Signs and Wonders is the first art historical overview of the entire history of the illustrated haggada. With 166 reproductions of full-colour illustrations set alongside insights into the imagery, artists and historical context, Cohen explores the Middle Ages, Renaissance, Modern period and contemporary times.
Cohen set out to write this book seven years ago as a way to explore the panorama of Jewish art and history.
“I hope it serves multiple audiences,” said Cohen. “From scholars who are familiar with some of the material, but not all of it, to people who know about some illustrated haggadot but don’t realize the great diversity of material out there.”
While he won’t say which published illustration he considers to be his favourite, Cohen does admit that many illustrations didn’t make the cut purely due to page count.
“I carefully weighed and considered which illustrations to include,” said Cohen. “For every piece of artwork that I included, there are three to five I had to exclude.”
As part of the research for his book, Cohen scoured through more than 2,000 haggadot at institutions like the University of Pennsylvania, Duke University, and here at the University of Toronto, as well as the National Library of Israel in Jerusalem.

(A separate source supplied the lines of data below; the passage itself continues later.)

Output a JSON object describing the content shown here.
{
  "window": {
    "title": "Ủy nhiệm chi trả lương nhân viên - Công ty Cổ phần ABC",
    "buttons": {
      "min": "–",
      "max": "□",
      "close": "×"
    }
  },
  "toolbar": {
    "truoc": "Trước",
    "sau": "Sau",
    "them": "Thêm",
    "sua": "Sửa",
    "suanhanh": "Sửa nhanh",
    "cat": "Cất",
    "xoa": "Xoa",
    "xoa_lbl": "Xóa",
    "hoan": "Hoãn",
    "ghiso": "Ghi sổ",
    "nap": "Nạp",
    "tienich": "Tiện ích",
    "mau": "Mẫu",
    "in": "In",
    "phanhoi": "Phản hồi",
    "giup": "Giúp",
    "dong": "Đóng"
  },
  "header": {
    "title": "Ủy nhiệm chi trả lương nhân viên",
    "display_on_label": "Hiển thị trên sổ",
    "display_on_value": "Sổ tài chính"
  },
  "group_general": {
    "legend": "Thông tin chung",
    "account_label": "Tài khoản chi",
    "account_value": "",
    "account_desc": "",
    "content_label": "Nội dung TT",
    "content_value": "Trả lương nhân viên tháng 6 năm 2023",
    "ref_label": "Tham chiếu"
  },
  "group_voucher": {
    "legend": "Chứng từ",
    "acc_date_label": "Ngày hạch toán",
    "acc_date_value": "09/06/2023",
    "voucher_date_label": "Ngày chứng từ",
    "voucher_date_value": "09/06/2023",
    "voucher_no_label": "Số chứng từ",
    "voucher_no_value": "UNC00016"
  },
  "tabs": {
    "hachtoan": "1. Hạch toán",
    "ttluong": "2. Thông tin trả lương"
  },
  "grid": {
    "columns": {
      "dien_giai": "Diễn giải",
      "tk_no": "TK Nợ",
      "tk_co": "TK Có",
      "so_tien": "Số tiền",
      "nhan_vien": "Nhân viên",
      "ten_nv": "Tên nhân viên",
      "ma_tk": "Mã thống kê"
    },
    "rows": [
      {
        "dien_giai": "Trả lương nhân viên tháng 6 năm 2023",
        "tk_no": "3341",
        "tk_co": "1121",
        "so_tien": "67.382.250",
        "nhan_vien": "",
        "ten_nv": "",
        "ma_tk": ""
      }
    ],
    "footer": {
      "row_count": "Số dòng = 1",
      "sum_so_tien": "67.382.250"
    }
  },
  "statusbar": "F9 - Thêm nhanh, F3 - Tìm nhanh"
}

He gradually narrowed his list down to an even 100.
Those familiar with the text may recognize interpretations like the Sarajevo Haggada, or more contemporary examples like the Ben Shahn Haggada. But Cohen made sure to include interpretations that might not be so well known.
“Each image in the book was chosen for its own specific reason,” said Cohen. “Interpretations that aren’t so well known showed complexity, depth of thought and interpretive skill or were interesting, innovative and novel.”
For now, Cohen is happy to see where his first departure from academic writing takes him.
“Normally you write something, it goes in the library and that’s it,” said Cohen. “But I want people to learn from the book and use it and enjoy it. That’s the satisfaction you get as a teacher and as a writer — people getting enjoyment in learning from your efforts.”
As for what comes next, now that Cohen has finished his first non-academic book?
He’s going back to the Medieval Period — and footnotes — as he and two U of T colleagues take on a new multi-year project — Art and Architecture of the Middle Ages. They’re aiming to write the book on medieval art and architecture, covering Europe, the Mediterranean, and Central Asia with a focus on Christian art, Islamic art, Jewish art, and more — spanning 1,000 years.
“It’s going to be Medieval Art for the 21st century,” said Cohen.